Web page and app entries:
============
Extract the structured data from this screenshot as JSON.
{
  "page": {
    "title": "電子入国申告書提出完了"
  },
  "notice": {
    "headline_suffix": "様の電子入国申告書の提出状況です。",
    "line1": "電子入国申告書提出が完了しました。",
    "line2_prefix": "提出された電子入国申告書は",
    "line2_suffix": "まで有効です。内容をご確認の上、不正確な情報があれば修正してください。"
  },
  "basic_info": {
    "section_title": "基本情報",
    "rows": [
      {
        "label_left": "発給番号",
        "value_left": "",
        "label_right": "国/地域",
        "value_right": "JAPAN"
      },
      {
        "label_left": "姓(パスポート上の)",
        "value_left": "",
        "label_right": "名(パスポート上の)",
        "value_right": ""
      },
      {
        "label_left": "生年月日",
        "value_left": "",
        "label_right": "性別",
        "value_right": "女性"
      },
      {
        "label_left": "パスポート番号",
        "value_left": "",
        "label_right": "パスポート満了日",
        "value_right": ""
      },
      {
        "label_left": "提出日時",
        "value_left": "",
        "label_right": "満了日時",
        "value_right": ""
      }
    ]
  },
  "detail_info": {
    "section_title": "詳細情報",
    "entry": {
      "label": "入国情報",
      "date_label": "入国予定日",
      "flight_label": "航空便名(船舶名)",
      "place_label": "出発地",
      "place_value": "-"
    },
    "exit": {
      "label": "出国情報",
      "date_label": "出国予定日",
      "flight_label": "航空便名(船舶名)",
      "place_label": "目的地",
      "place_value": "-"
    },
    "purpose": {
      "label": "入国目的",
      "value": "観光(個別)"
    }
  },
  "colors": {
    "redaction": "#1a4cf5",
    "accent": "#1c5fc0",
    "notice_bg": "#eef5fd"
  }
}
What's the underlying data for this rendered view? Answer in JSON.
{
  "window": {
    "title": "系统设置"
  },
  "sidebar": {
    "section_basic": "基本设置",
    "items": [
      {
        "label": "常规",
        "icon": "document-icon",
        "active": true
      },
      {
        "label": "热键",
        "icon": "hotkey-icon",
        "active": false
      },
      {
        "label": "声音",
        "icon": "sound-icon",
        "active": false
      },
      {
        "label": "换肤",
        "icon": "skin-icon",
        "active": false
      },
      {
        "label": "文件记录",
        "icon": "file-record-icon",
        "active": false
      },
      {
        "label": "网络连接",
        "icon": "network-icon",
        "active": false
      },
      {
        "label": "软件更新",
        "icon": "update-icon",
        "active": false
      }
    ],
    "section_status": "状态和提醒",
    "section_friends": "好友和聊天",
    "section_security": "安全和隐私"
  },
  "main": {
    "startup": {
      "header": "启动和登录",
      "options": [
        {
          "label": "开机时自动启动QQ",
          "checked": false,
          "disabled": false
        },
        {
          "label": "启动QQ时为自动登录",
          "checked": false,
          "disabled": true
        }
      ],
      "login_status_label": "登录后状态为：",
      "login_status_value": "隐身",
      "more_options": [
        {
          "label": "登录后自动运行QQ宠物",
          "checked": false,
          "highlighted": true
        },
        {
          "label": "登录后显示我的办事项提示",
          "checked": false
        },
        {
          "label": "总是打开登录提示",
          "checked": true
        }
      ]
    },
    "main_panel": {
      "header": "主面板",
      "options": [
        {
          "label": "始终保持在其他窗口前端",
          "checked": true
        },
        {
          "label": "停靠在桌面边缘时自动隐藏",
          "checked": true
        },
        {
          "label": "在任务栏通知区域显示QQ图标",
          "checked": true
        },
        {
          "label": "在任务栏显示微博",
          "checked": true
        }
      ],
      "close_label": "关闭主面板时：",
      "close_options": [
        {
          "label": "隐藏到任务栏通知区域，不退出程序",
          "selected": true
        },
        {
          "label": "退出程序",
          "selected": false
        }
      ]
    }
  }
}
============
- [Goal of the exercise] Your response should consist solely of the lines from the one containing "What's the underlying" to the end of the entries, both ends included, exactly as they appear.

- [Written answer]
What's the underlying data for this rendered view? Answer in JSON.
{
  "window": {
    "title": "系统设置"
  },
  "sidebar": {
    "section_basic": "基本设置",
    "items": [
      {
        "label": "常规",
        "icon": "document-icon",
        "active": true
      },
      {
        "label": "热键",
        "icon": "hotkey-icon",
        "active": false
      },
      {
        "label": "声音",
        "icon": "sound-icon",
        "active": false
      },
      {
        "label": "换肤",
        "icon": "skin-icon",
        "active": false
      },
      {
        "label": "文件记录",
        "icon": "file-record-icon",
        "active": false
      },
      {
        "label": "网络连接",
        "icon": "network-icon",
        "active": false
      },
      {
        "label": "软件更新",
        "icon": "update-icon",
        "active": false
      }
    ],
    "section_status": "状态和提醒",
    "section_friends": "好友和聊天",
    "section_security": "安全和隐私"
  },
  "main": {
    "startup": {
      "header": "启动和登录",
      "options": [
        {
          "label": "开机时自动启动QQ",
          "checked": false,
          "disabled": false
        },
        {
          "label": "启动QQ时为自动登录",
          "checked": false,
          "disabled": true
        }
      ],
      "login_status_label": "登录后状态为：",
      "login_status_value": "隐身",
      "more_options": [
        {
          "label": "登录后自动运行QQ宠物",
          "checked": false,
          "highlighted": true
        },
        {
          "label": "登录后显示我的办事项提示",
          "checked": false
        },
        {
          "label": "总是打开登录提示",
          "checked": true
        }
      ]
    },
    "main_panel": {
      "header": "主面板",
      "options": [
        {
          "label": "始终保持在其他窗口前端",
          "checked": true
        },
        {
          "label": "停靠在桌面边缘时自动隐藏",
          "checked": true
        },
        {
          "label": "在任务栏通知区域显示QQ图标",
          "checked": true
        },
        {
          "label": "在任务栏显示微博",
          "checked": true
        }
      ],
      "close_label": "关闭主面板时：",
      "close_options": [
        {
          "label": "隐藏到任务栏通知区域，不退出程序",
          "selected": true
        },
        {
          "label": "退出程序",
          "selected": false
        }
      ]
    }
  }
}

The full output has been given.